Comparison of Ammonium Alum and Tannic Acid as Barium Enema Additives

Author Affiliations

From the departments of radiology of Mercy Hospital (Drs. Wyatt and Hierschbiel) and University of Iowa Hospitals (Drs. Thornbury and Fischer), Iowa City.

JAMA. 1966;195(7):537-540. doi:10.1001/jama.1966.03100070081023

This is a preliminary report on ammonium alum as a substitute for the tannic acid formerly used in barium sulfate enemas to promote colon contraction and barium coating of the colon mucosa. The "mucosal pattern" thus produced on postevacuation films is useful in tumor diagnosis because a tumor larger than the contracted lumen produces a bulge or distortion of this pattern.

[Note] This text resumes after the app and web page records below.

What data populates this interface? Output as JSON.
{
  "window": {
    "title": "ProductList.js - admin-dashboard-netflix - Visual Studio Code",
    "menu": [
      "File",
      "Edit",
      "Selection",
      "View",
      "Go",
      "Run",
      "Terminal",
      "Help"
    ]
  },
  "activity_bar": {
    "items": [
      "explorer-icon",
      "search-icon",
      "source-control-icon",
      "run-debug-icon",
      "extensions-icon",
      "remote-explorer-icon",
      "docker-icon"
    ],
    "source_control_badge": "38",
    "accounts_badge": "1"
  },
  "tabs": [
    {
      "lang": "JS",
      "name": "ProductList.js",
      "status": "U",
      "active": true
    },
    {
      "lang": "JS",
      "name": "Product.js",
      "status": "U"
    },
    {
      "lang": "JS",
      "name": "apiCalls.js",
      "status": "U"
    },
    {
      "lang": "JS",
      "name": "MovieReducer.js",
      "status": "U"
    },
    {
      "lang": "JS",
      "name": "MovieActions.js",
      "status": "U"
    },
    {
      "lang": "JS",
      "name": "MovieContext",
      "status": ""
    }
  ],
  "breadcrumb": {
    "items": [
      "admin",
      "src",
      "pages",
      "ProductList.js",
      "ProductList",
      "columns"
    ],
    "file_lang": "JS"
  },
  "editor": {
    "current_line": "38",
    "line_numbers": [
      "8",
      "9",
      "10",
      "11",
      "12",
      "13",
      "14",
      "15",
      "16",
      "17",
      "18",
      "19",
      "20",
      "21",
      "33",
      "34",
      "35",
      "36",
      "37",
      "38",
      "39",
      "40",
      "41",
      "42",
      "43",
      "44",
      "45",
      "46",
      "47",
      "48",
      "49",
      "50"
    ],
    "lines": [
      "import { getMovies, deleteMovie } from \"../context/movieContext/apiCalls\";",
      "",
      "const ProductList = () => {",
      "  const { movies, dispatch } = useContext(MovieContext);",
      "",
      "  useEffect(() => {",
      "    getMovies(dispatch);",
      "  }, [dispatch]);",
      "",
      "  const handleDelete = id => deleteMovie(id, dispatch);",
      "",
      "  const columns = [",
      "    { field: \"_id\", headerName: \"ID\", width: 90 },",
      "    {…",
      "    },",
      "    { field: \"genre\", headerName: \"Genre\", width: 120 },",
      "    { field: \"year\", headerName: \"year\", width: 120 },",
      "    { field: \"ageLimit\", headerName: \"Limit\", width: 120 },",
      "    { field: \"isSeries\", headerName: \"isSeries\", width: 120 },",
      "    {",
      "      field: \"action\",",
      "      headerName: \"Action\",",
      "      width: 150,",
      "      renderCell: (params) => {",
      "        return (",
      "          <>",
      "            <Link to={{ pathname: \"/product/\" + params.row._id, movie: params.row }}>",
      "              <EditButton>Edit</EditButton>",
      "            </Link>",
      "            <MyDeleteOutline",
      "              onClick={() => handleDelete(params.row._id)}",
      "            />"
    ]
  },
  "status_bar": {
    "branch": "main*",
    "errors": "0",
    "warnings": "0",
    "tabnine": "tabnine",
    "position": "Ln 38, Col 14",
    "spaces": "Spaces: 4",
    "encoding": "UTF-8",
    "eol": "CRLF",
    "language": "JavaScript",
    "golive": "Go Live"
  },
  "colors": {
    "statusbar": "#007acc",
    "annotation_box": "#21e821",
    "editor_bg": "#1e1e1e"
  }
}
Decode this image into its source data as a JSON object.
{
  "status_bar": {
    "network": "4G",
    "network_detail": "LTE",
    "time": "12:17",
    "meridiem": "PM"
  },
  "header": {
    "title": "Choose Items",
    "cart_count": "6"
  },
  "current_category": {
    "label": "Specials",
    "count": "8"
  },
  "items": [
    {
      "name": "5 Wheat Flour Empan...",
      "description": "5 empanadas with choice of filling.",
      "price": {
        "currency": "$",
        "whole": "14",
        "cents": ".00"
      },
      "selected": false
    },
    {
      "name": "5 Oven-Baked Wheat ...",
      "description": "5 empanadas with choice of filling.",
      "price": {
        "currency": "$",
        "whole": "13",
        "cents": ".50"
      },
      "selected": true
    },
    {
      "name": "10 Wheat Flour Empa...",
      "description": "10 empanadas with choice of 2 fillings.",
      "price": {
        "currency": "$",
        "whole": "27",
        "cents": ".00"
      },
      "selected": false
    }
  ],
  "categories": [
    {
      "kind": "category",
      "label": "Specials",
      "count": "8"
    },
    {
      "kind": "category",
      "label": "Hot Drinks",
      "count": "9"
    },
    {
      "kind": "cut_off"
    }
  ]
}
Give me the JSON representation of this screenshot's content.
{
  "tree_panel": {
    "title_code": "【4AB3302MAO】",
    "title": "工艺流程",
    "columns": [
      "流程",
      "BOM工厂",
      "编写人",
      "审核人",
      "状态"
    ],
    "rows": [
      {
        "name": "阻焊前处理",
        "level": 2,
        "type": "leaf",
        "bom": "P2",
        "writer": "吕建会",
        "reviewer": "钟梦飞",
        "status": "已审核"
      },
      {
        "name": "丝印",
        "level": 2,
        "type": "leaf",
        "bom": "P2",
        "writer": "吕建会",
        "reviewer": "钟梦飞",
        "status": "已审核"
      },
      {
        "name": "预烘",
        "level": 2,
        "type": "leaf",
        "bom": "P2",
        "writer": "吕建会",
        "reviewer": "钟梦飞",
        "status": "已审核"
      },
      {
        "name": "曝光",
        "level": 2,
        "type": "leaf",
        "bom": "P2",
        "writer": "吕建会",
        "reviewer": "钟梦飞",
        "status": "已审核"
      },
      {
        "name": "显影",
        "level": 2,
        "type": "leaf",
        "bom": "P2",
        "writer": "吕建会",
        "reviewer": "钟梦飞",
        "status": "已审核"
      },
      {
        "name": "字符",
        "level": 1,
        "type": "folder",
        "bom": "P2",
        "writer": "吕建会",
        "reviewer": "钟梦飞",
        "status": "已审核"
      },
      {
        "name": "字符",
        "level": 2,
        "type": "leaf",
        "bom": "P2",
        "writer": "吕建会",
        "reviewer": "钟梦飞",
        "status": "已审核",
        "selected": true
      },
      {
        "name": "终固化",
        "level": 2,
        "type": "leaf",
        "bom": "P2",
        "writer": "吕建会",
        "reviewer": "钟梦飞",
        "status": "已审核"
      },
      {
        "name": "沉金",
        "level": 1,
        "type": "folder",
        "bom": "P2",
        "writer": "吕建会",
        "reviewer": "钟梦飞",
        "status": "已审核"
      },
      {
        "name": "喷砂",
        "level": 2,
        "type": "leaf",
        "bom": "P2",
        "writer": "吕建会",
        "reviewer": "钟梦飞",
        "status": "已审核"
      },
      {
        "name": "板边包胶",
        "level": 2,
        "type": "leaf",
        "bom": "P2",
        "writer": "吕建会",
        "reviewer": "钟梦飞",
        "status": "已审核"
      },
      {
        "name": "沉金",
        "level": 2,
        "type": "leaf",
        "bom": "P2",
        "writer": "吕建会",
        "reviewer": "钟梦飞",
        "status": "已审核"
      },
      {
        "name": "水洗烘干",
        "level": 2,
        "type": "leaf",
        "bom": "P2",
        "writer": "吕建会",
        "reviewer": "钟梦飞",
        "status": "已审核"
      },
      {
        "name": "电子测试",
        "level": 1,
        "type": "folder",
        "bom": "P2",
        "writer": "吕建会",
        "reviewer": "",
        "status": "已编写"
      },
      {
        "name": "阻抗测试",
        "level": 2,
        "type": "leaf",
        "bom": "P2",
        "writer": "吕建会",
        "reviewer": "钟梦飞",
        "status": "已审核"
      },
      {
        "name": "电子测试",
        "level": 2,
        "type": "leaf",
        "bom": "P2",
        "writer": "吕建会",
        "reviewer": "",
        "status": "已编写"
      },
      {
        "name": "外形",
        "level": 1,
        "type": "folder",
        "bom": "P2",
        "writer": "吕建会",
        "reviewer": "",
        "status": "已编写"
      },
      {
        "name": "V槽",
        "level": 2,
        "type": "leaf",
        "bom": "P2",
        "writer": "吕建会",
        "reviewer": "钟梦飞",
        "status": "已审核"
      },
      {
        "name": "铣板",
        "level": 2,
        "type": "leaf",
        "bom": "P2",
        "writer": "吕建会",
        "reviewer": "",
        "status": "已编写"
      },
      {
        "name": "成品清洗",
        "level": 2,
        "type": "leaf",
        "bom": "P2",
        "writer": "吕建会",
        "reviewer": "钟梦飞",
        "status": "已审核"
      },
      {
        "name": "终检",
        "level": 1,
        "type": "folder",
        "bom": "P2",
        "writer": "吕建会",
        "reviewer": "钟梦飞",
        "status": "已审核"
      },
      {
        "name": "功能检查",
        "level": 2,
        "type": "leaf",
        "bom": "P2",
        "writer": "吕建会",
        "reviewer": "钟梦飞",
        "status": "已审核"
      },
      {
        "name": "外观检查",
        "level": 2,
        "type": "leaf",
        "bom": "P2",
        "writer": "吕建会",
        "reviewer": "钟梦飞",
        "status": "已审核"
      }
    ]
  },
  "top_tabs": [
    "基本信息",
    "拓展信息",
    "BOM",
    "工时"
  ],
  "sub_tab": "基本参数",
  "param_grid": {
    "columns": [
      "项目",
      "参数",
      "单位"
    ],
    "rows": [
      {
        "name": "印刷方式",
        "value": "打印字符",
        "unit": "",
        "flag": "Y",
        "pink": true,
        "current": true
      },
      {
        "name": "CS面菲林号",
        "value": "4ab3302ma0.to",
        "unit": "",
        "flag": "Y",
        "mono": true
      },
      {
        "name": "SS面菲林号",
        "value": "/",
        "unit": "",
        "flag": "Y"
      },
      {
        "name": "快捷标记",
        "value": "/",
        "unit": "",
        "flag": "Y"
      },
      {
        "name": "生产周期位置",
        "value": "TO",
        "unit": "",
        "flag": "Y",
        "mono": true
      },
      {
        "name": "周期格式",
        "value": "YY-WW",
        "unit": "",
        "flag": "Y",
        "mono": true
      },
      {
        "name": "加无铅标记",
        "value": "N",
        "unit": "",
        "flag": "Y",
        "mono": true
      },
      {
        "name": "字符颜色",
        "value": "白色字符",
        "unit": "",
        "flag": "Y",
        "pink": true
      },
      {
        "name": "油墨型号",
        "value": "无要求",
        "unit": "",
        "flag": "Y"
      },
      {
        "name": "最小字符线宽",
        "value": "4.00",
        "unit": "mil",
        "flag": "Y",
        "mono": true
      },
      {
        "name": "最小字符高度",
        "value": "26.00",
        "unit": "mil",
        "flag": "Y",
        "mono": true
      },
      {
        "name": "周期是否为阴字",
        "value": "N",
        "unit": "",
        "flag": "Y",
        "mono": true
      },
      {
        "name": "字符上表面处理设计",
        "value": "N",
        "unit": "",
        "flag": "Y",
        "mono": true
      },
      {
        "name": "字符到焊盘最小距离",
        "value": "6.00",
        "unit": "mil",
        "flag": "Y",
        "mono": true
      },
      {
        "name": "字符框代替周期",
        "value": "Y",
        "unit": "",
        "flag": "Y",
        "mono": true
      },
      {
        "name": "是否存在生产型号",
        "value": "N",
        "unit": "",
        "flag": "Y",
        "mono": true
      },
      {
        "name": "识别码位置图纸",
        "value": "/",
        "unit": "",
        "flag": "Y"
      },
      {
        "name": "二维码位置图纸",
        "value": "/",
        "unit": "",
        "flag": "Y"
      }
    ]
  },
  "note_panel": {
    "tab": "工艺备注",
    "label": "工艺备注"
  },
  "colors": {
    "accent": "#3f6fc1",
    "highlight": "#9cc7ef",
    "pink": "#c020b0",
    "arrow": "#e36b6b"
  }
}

Experimental and clinical studies indicate that alum is equal to tannic acid in every respect except that it does not maintain colon contraction quite as long. Either additive is far better than none. Alum was not toxic in the amounts found effective.